When running the Internet, some scripts in Internet Explorer take a long time to run, at which point Internet Explorer will prompt the user whether or not they wish to continue running the slow script. This is not necessarily an error in itself, although it can indicate a script which isn’t working, but in order to avoid seeing this message, users may wish to increase the amount of time that passes before the message box appears. This will minimise its appearance and make it more likely that when it does it is due to a genuinely errant script rather than merely a slow one.

The on-screen message associated with this script generally reads:

“This page contains a script which is taking an unusually long time to finish. To end this script now, click Cancel.”

Although some versions of Internet Explorer may offer the following error message:

“A script on this page is causing Internet Explorer to run slowly. If it continues to run, your computer may become unresponsive. Do you want to abort the script?”

Microsoft will actually address this problem for you if you contact them directly, however if you prefer to do it yourself then you can follow the process outlined below.


In most versions of Internet Explorer, the time-out value with regard to scripts can be altered by following these steps.

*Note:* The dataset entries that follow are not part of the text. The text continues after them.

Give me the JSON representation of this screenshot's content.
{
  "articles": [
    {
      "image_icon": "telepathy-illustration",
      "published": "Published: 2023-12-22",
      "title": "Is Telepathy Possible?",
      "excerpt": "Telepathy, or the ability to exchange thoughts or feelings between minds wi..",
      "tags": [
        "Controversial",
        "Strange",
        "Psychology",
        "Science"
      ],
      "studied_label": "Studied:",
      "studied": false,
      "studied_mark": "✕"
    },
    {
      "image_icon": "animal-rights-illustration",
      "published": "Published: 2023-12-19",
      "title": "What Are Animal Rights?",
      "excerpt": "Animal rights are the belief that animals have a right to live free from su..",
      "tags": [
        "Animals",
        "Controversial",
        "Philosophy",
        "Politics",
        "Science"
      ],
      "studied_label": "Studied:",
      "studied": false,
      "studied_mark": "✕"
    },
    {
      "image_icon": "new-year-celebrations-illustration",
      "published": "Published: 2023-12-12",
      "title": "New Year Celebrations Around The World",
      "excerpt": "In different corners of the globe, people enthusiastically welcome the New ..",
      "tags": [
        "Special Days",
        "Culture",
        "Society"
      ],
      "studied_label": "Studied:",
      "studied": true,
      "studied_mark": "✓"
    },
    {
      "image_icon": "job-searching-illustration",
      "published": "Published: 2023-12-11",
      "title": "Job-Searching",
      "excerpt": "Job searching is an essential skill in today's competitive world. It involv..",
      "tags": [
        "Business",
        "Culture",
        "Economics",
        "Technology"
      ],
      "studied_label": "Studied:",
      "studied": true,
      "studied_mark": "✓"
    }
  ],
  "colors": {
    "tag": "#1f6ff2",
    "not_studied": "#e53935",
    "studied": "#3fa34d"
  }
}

Firstly, it is necessary to download a registry editor, many of which are available for download on the Internet, or there is one available within the Windows software under the registration entry Regedt32.exe. Although this program does not appear in the list of programs on Windows it can be located by simply typing “regedt32.exe” into the Start menu search box.

Before you can use this program effectively, though, you need to know whether you are running a 32-bit or 64-bit version of Windows. If you’re running Windows XP, go to the Start menu and click ‘Run’. Type ‘winver’ into the window and click enter. You should then see in a window the current OS version.

If you’re using Windows 7 or Vista, again go to your Start menu, but type ‘Computer’ into the search utility. Next right click the option which appears, and select ‘Properties’. You should be able to see the required information under the ‘Windows Edition’ section.

The process for Windows 8 is rather similar to that of Windows 7, except that there is, of course, no Start menu in Windows 8. Instead, you will utilise the Start Screen to obtain the requisite information.

Once you have loaded regedt32.exe, go to ‘New’, and then select either ‘new DWORD (32-bit) value’ or ‘new DWORD (64-bit) value’ depending on which is appropriate for your machine, and create a new DWORD value called “MaxScriptStatements”, setting the value to the desired number of script statements. There is guidance on the Internet regarding the ideal number of statements to set this value to, but it is very much dependent on your machine, so some trial and error may be required.